What needs to be done: For the string "test", search the entries below and copy every line where it appears.

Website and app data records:
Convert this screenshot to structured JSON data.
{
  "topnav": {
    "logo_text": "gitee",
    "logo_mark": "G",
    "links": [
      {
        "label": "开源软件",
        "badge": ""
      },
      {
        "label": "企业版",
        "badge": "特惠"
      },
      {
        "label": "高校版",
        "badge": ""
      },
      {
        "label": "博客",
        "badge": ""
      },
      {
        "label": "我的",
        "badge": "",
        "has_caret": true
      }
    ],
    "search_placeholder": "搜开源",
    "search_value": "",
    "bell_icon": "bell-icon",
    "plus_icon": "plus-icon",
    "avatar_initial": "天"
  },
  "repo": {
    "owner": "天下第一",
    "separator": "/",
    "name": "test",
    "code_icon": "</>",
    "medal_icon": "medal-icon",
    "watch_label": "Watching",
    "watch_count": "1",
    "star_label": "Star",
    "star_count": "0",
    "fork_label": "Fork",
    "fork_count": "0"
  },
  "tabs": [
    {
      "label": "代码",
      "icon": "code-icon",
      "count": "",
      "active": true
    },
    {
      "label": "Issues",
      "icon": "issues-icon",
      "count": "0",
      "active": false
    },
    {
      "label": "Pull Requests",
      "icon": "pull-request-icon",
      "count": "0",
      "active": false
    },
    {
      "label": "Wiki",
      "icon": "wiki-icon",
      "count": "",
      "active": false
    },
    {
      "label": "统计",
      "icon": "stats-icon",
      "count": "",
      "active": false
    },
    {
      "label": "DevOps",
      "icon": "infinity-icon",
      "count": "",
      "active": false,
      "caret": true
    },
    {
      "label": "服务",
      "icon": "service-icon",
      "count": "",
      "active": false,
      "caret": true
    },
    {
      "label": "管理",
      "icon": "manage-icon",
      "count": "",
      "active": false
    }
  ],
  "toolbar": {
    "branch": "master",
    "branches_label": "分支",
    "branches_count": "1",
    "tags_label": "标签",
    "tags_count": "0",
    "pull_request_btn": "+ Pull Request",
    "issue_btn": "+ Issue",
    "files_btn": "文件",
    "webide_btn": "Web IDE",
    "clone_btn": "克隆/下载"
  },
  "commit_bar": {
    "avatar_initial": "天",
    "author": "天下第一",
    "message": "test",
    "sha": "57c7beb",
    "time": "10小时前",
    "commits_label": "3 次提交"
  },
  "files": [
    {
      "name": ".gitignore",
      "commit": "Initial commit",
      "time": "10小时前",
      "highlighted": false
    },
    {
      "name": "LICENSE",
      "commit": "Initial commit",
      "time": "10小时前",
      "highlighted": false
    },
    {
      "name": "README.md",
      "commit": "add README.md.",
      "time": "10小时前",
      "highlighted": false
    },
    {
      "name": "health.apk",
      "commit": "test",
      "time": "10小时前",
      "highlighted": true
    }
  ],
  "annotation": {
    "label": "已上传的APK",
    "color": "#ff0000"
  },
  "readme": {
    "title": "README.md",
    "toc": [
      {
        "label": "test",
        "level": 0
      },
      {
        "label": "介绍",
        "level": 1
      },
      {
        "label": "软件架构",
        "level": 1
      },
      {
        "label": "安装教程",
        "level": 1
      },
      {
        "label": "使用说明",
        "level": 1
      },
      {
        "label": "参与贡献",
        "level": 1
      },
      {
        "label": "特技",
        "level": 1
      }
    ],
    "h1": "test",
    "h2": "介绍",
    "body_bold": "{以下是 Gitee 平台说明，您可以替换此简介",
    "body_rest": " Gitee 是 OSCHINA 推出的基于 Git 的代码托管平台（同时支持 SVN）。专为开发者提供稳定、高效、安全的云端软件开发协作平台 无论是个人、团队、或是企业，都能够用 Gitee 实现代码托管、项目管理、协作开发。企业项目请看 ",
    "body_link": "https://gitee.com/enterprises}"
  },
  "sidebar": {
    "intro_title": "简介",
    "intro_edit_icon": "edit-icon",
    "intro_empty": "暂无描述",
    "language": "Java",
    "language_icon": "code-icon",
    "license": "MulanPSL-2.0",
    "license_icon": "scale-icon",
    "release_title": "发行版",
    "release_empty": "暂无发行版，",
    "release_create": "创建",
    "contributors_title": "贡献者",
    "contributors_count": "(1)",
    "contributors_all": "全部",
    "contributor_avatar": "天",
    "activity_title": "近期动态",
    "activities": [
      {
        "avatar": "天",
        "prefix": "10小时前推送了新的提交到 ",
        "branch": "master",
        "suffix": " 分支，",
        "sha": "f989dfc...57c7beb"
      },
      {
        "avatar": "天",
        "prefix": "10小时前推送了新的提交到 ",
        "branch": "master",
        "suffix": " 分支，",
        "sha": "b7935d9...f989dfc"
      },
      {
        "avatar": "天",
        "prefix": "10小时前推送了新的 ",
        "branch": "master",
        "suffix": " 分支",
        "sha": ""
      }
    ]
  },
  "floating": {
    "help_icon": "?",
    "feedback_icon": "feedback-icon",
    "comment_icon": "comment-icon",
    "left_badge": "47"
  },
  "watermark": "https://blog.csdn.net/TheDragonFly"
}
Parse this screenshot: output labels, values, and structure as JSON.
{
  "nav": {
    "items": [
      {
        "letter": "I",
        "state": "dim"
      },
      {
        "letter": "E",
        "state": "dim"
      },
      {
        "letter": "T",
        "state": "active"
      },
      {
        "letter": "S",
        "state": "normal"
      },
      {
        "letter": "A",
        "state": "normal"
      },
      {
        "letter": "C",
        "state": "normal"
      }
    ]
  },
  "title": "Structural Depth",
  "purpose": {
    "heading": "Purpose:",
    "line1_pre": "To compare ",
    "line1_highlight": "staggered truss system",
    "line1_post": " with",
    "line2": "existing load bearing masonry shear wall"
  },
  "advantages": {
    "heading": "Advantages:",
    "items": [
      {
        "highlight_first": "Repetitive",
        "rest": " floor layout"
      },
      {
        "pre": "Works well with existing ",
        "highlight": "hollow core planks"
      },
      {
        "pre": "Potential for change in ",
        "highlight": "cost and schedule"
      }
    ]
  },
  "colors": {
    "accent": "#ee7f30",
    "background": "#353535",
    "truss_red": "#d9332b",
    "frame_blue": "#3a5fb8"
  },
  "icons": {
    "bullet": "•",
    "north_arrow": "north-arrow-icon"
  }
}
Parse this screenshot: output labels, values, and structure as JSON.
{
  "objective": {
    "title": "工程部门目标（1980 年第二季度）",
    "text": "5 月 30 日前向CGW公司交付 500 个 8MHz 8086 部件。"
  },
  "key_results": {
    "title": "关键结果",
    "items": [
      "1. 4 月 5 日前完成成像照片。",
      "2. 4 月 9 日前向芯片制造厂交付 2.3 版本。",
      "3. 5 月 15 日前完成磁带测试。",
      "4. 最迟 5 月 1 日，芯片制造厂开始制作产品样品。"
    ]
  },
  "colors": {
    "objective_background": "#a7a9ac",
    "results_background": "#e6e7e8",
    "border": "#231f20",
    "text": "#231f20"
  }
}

Written answer:
    "name": "test",
    "message": "test",
      "commit": "test",
        "label": "test",
    "h1": "test",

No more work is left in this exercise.